|04/11/2013 10:43 (GMT+7)|
Being a medical student is a very stressful experience which can result in burnout without proper interventions. Natural interventions such as meditation are preferable to drugs in order to avoid potential side effects from tranquilizers. Mayo Clinic writes that meditation is used for relaxation and stress reduction. Wake Forest Baptist Medical Center reported in a news release on Oct. 30, 2013, that medical students are being taught meditation techniques to prevent burnout and improve care.
|08/09/2013 14:55 (GMT+7)|
Wisdom demands a new orientation of science and technology towards the organic, the gentle, the non-violent, the elegant and beautiful.E. F. Schumacher, Small Is Beautiful, 1973
|24/08/2013 11:59 (GMT+7)|
General-led study shows changes over time in areas associated with awareness, empathy, stress among others.
|23/08/2013 10:46 (GMT+7)|
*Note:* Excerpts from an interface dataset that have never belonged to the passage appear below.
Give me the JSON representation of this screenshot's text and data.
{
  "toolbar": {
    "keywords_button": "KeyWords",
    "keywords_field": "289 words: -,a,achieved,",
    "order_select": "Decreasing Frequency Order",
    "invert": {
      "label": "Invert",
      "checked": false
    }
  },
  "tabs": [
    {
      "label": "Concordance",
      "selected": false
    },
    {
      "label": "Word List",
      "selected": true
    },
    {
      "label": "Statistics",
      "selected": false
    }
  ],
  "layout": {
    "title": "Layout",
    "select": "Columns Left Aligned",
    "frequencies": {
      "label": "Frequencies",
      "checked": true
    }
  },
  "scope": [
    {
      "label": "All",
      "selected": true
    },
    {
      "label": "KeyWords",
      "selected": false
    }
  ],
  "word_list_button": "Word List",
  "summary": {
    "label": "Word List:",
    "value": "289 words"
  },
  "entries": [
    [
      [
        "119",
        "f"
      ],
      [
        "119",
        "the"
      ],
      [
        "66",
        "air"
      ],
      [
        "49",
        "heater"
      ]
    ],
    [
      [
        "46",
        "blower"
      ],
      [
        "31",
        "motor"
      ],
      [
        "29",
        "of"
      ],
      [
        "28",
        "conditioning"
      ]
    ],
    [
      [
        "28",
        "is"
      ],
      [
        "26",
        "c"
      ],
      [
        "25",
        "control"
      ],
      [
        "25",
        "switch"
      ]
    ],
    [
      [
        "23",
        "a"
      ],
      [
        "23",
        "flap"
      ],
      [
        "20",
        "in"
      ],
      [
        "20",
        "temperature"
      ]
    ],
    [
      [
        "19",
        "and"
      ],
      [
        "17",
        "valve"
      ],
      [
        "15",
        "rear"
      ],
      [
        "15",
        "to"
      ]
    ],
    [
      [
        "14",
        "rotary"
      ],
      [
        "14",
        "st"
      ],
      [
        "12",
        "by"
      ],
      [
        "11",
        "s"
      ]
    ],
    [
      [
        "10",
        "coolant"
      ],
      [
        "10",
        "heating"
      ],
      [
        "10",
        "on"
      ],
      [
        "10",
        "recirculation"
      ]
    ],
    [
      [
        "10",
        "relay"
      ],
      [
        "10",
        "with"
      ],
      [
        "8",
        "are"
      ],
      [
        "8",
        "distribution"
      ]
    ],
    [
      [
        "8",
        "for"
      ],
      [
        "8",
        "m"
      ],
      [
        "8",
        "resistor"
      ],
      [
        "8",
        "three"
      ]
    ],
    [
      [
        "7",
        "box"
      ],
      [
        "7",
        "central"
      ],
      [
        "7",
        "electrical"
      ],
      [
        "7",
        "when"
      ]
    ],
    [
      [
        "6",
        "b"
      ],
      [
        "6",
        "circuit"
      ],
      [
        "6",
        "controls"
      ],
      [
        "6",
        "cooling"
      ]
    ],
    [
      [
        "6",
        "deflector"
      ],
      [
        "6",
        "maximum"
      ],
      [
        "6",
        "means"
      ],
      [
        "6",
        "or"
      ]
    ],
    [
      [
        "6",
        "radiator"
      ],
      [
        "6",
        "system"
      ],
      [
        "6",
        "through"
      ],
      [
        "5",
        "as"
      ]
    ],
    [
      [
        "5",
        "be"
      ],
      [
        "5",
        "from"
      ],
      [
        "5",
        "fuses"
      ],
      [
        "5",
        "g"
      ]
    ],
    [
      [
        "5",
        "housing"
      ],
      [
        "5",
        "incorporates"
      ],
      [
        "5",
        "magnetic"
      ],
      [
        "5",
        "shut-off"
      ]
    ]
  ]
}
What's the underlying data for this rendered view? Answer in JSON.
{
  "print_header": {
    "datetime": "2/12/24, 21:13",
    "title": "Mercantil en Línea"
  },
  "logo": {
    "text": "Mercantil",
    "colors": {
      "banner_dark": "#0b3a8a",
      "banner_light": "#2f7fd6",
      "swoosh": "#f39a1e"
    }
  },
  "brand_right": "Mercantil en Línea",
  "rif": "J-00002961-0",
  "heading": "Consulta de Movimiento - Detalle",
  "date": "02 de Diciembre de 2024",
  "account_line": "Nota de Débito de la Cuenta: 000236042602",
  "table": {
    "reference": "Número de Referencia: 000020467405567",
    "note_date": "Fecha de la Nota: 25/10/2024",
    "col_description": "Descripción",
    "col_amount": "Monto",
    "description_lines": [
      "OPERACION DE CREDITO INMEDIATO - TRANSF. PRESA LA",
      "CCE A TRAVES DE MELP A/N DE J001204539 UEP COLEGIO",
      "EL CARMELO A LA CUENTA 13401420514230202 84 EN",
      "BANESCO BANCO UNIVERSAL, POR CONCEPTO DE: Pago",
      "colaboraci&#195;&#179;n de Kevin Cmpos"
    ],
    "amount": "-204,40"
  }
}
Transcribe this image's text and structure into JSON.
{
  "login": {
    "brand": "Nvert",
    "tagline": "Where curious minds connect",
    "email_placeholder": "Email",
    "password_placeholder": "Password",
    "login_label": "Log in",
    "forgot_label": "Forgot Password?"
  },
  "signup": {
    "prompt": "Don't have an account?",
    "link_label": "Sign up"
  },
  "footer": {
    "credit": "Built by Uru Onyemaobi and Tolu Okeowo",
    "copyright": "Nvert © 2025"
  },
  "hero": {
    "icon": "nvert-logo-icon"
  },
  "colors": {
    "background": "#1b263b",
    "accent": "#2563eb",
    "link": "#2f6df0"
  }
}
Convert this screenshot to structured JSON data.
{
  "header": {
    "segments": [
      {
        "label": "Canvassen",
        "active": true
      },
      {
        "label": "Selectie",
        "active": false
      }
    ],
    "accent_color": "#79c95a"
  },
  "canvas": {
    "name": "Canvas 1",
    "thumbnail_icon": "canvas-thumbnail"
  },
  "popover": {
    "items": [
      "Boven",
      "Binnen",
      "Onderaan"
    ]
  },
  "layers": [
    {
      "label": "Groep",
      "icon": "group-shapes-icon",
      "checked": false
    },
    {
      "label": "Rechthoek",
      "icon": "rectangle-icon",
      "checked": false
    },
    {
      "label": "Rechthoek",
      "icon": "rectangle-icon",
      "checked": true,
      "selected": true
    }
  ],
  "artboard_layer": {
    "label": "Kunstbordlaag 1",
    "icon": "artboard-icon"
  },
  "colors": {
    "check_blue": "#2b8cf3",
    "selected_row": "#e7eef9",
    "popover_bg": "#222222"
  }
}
In the 1970s, Dr. Herbert Benson, a cardiac physician of the Harvard Medical School, did a study on a group of people who practice transcendental meditation (TM). The group, conﬁning themselves twice daily for half an hour per session in a quiet room, sat with their eyes closed and mentally recited a mantra. Dr. Benson noticed that during the practice, the heart rate and breathing of these people became slower.